◆ WHAT THE EXERCISE ASKS ◆
When you reach a picture, pass over it; otherwise repeat the listing word for word.

◆ MATERIAL SUPPLIED ◆
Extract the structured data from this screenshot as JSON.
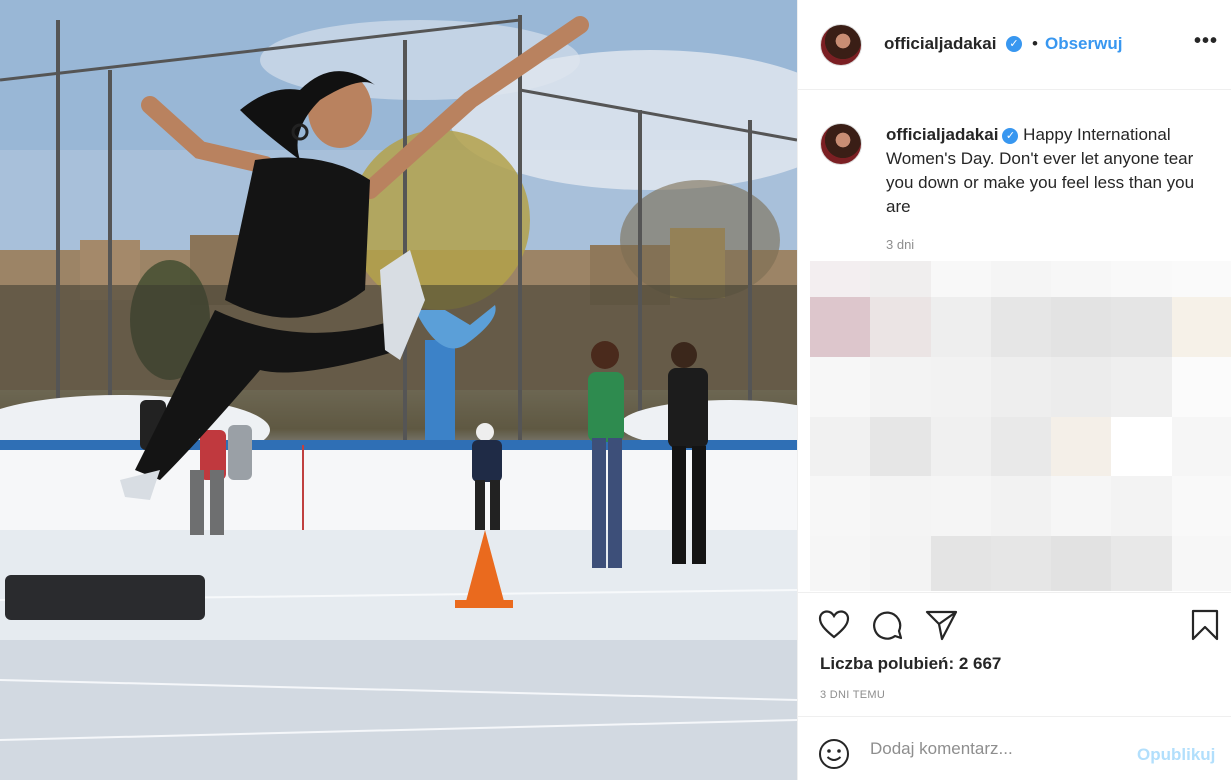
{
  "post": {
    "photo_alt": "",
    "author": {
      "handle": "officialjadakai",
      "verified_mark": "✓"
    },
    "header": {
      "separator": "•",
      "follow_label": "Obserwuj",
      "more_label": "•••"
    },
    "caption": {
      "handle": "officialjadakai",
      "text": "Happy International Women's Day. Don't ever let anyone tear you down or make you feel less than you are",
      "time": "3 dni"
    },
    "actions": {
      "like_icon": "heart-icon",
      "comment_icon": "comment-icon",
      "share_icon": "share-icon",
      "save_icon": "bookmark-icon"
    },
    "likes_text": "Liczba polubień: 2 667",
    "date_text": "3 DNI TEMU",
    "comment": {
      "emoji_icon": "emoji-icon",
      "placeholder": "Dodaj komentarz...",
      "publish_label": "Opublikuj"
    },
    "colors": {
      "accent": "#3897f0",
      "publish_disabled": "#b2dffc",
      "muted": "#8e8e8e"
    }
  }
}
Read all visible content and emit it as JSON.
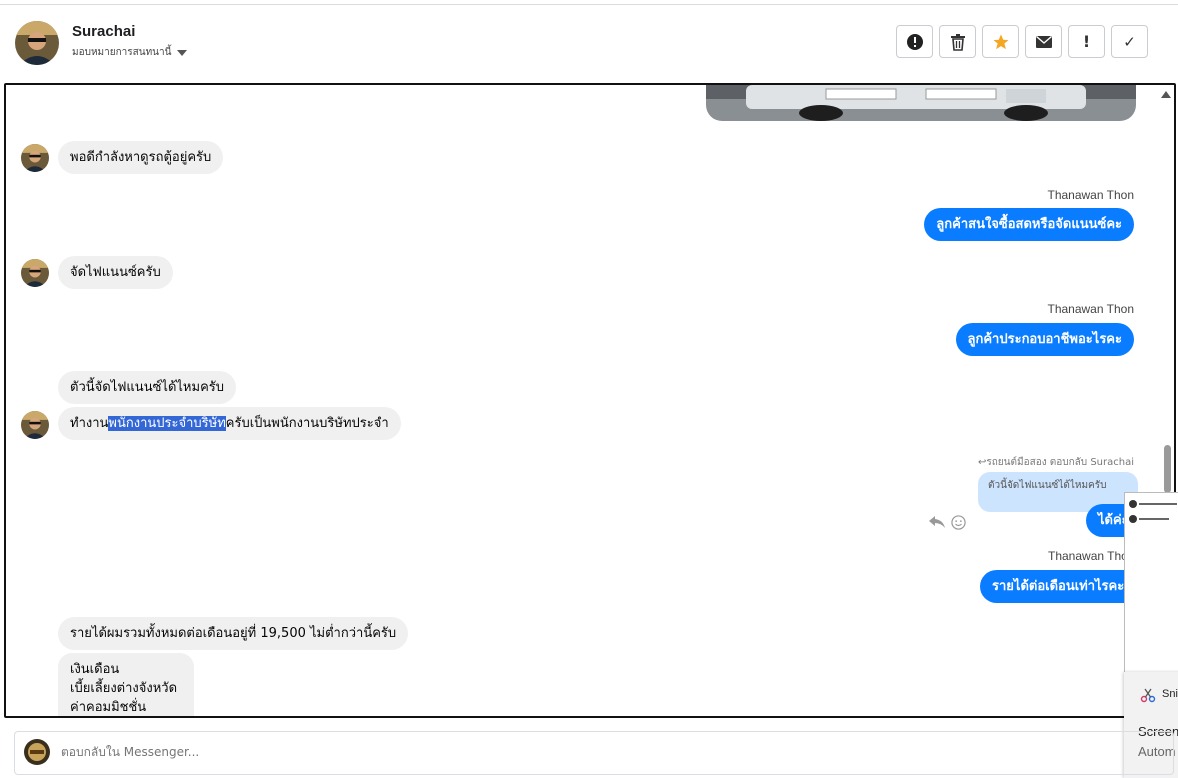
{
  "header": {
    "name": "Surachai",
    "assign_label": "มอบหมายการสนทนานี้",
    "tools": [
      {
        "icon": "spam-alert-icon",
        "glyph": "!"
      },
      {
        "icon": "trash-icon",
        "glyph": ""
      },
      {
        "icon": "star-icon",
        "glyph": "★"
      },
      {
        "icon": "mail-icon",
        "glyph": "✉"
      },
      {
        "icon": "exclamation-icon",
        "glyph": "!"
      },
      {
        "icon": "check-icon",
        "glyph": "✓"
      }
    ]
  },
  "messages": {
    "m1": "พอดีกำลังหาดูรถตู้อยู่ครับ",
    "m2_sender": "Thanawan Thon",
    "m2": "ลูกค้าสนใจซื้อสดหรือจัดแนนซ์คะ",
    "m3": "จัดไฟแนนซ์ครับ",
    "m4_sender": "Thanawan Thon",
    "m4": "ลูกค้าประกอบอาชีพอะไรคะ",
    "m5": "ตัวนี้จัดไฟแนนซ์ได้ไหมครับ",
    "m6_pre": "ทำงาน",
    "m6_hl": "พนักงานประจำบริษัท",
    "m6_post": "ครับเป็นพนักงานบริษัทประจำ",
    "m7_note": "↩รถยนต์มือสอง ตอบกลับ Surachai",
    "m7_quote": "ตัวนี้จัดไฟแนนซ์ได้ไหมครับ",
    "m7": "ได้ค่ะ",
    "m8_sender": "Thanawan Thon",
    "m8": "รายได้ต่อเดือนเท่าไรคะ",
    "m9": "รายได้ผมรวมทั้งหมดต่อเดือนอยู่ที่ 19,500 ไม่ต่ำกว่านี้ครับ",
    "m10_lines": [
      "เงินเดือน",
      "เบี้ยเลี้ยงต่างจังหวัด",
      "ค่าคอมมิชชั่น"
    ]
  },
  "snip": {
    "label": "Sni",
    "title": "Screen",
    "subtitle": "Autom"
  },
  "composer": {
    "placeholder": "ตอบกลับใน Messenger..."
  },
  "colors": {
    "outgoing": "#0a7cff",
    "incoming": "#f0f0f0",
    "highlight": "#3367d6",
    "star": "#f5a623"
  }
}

◆ WRITTEN RESPONSE ◆
Extract the structured data from this screenshot as JSON.
{
  "post": {
    "photo_alt": "",
    "author": {
      "handle": "officialjadakai",
      "verified_mark": "✓"
    },
    "header": {
      "separator": "•",
      "follow_label": "Obserwuj",
      "more_label": "•••"
    },
    "caption": {
      "handle": "officialjadakai",
      "text": "Happy International Women's Day. Don't ever let anyone tear you down or make you feel less than you are",
      "time": "3 dni"
    },
    "actions": {
      "like_icon": "heart-icon",
      "comment_icon": "comment-icon",
      "share_icon": "share-icon",
      "save_icon": "bookmark-icon"
    },
    "likes_text": "Liczba polubień: 2 667",
    "date_text": "3 DNI TEMU",
    "comment": {
      "emoji_icon": "emoji-icon",
      "placeholder": "Dodaj komentarz...",
      "publish_label": "Opublikuj"
    },
    "colors": {
      "accent": "#3897f0",
      "publish_disabled": "#b2dffc",
      "muted": "#8e8e8e"
    }
  }
}
Read all visible content and emit it as JSON.
{
  "header": {
    "name": "Surachai",
    "assign_label": "มอบหมายการสนทนานี้",
    "tools": [
      {
        "icon": "spam-alert-icon",
        "glyph": "!"
      },
      {
        "icon": "trash-icon",
        "glyph": ""
      },
      {
        "icon": "star-icon",
        "glyph": "★"
      },
      {
        "icon": "mail-icon",
        "glyph": "✉"
      },
      {
        "icon": "exclamation-icon",
        "glyph": "!"
      },
      {
        "icon": "check-icon",
        "glyph": "✓"
      }
    ]
  },
  "messages": {
    "m1": "พอดีกำลังหาดูรถตู้อยู่ครับ",
    "m2_sender": "Thanawan Thon",
    "m2": "ลูกค้าสนใจซื้อสดหรือจัดแนนซ์คะ",
    "m3": "จัดไฟแนนซ์ครับ",
    "m4_sender": "Thanawan Thon",
    "m4": "ลูกค้าประกอบอาชีพอะไรคะ",
    "m5": "ตัวนี้จัดไฟแนนซ์ได้ไหมครับ",
    "m6_pre": "ทำงาน",
    "m6_hl": "พนักงานประจำบริษัท",
    "m6_post": "ครับเป็นพนักงานบริษัทประจำ",
    "m7_note": "↩รถยนต์มือสอง ตอบกลับ Surachai",
    "m7_quote": "ตัวนี้จัดไฟแนนซ์ได้ไหมครับ",
    "m7": "ได้ค่ะ",
    "m8_sender": "Thanawan Thon",
    "m8": "รายได้ต่อเดือนเท่าไรคะ",
    "m9": "รายได้ผมรวมทั้งหมดต่อเดือนอยู่ที่ 19,500 ไม่ต่ำกว่านี้ครับ",
    "m10_lines": [
      "เงินเดือน",
      "เบี้ยเลี้ยงต่างจังหวัด",
      "ค่าคอมมิชชั่น"
    ]
  },
  "snip": {
    "label": "Sni",
    "title": "Screen",
    "subtitle": "Autom"
  },
  "composer": {
    "placeholder": "ตอบกลับใน Messenger..."
  },
  "colors": {
    "outgoing": "#0a7cff",
    "incoming": "#f0f0f0",
    "highlight": "#3367d6",
    "star": "#f5a623"
  }
}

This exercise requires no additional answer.